AJAX Form Validation for Rails
Last Saturday at the Chicago Ruby User Group I gave a short presentation on Rails and AJAX. For part of the presentation I decided to solve a problem that’s haunted me as a web developer for some time – form validation.
Here’s the dilemma:
Here’s the solution:
I started by searching for solutions for this. As it appears, I’m not the only developer in the room who wants AJAX validation. Here’s what I found:
I opted, for the sake of practice, to use these as inspiration to my own solution, which goes something like this:
I wanted my solution to be equally elegant as Rails’ non-Ajax solution, so I created a method
observe_field, wiring up the Ajax request to the field we’re monitoring. Then, using
content_tag produces an empty tag which will serve as our feedback placeholder. It returns all that HTML/JS to the browser. But, we haven’t done any validation yet.
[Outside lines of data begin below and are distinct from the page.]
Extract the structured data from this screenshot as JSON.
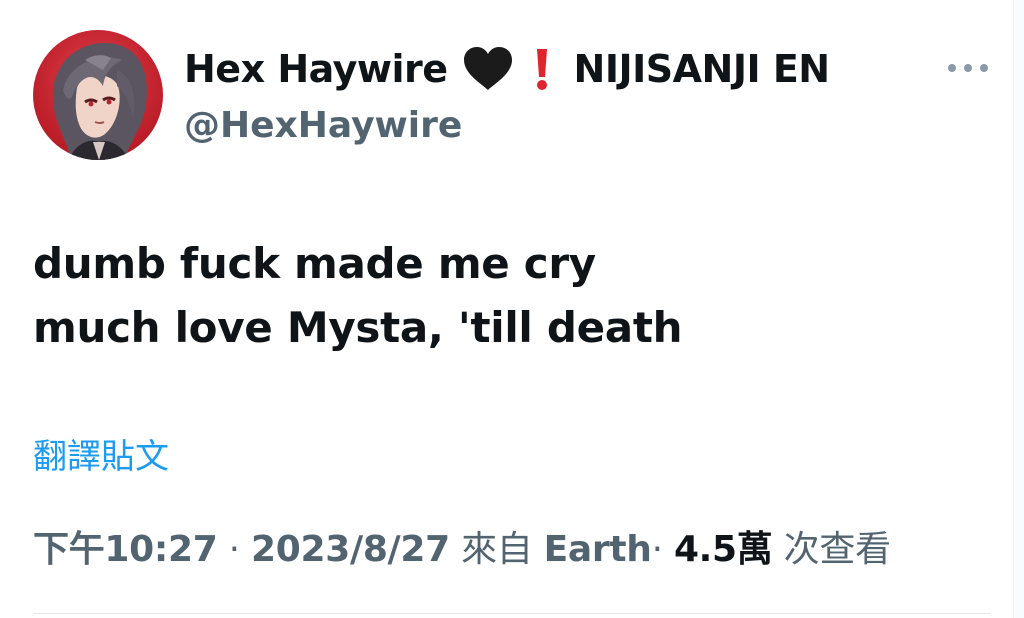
{
  "tweet": {
    "author": {
      "display_name": "Hex Haywire",
      "name_emojis": [
        "black-heart-icon",
        "red-exclamation-icon"
      ],
      "affiliation": "NIJISANJI EN",
      "handle": "@HexHaywire"
    },
    "text_lines": [
      "dumb fuck made me cry",
      "much love Mysta, 'till death"
    ],
    "translate_label": "翻譯貼文",
    "meta": {
      "time": "下午10:27",
      "separator": "·",
      "date": "2023/8/27",
      "source_prefix": "來自",
      "source": "Earth",
      "views_count": "4.5萬",
      "views_label": "次查看"
    }
  },
  "colors": {
    "text_primary": "#0f1419",
    "text_secondary": "#536471",
    "link": "#1d9bf0",
    "heart": "#1b1b1b",
    "exclamation": "#e0242e"
  }
}
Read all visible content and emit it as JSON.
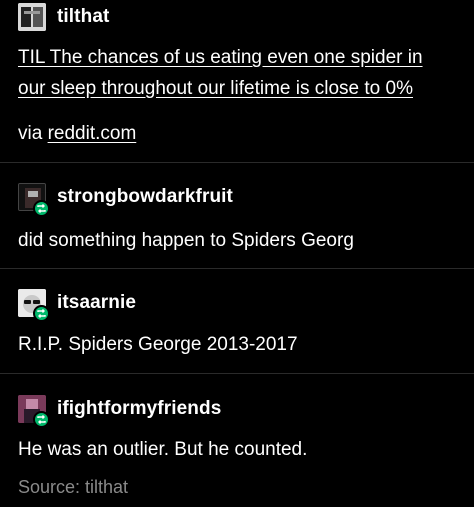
{
  "posts": [
    {
      "username": "tilthat",
      "title_line1": "TIL The chances of us eating even one spider in",
      "title_line2": "our sleep throughout our lifetime is close to 0%",
      "via_label": "via",
      "via_link": "reddit.com"
    },
    {
      "username": "strongbowdarkfruit",
      "text": "did something happen to Spiders Georg"
    },
    {
      "username": "itsaarnie",
      "text": "R.I.P. Spiders George 2013-2017"
    },
    {
      "username": "ifightformyfriends",
      "text": "He was an outlier. But he counted."
    }
  ],
  "source_label": "Source: tilthat",
  "colors": {
    "background": "#000000",
    "text": "#ffffff",
    "muted": "#8a8a8a",
    "reblog_badge": "#00b86b",
    "divider": "#2a2a2a"
  },
  "icons": [
    "reblog-icon"
  ]
}
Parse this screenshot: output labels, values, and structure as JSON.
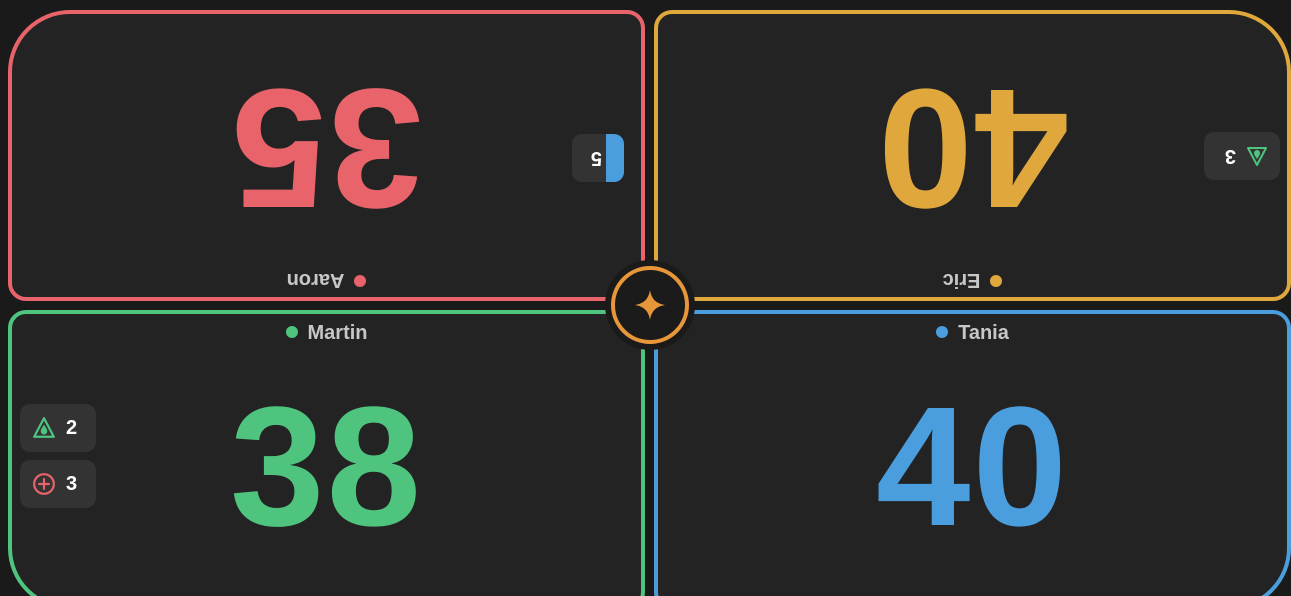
{
  "colors": {
    "aaron": "#e8646a",
    "eric": "#e0a83c",
    "martin": "#4fc47f",
    "tania": "#4a9ede",
    "center": "#e8963a"
  },
  "players": {
    "aaron": {
      "name": "Aaron",
      "life": "35",
      "commander_damage": "5"
    },
    "eric": {
      "name": "Eric",
      "life": "40",
      "poison": "3"
    },
    "martin": {
      "name": "Martin",
      "life": "38",
      "poison": "2",
      "energy": "3"
    },
    "tania": {
      "name": "Tania",
      "life": "40"
    }
  },
  "icons": {
    "poison": "droplet-triangle-icon",
    "energy": "plus-circle-icon",
    "menu": "sparkle-icon"
  }
}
For that we need a validate action that can be called on whatever model you’re working with (in this case I’m working with a User):
Now, we’re cooking. As the user moves from field to field, the AJAX request we wrote is created, firing
validate. Validate then uses the
valid? method to populate the
errors collection on our model which in turn allows us to return the same error messages Rails would if we were using
Now we just implement it. Call our new
error_message_for method right after the input field like so and that’s a wrap. The HTML and JS is returned to the browser when the page renders the first time. When focus leaves a particular field, its value is sent down to the server for validation, and the server replies with whatever applicable error messages, which are displayed in the originally empty HTML generated to begin with.
You may have noticed some code in there referring to
:hint. I figure, while we’re in there let’s add support for a hint to be displayed before any validation occurs, and a success message to display when validation is passed.
The best part of the whole thing, is it’s really DRY (Don’t Repeat Yourself), and therefore simple. Change your validation rules, and the UI updates dynamically. In addition the same approach can be used on any form that has an underlying model associated with it.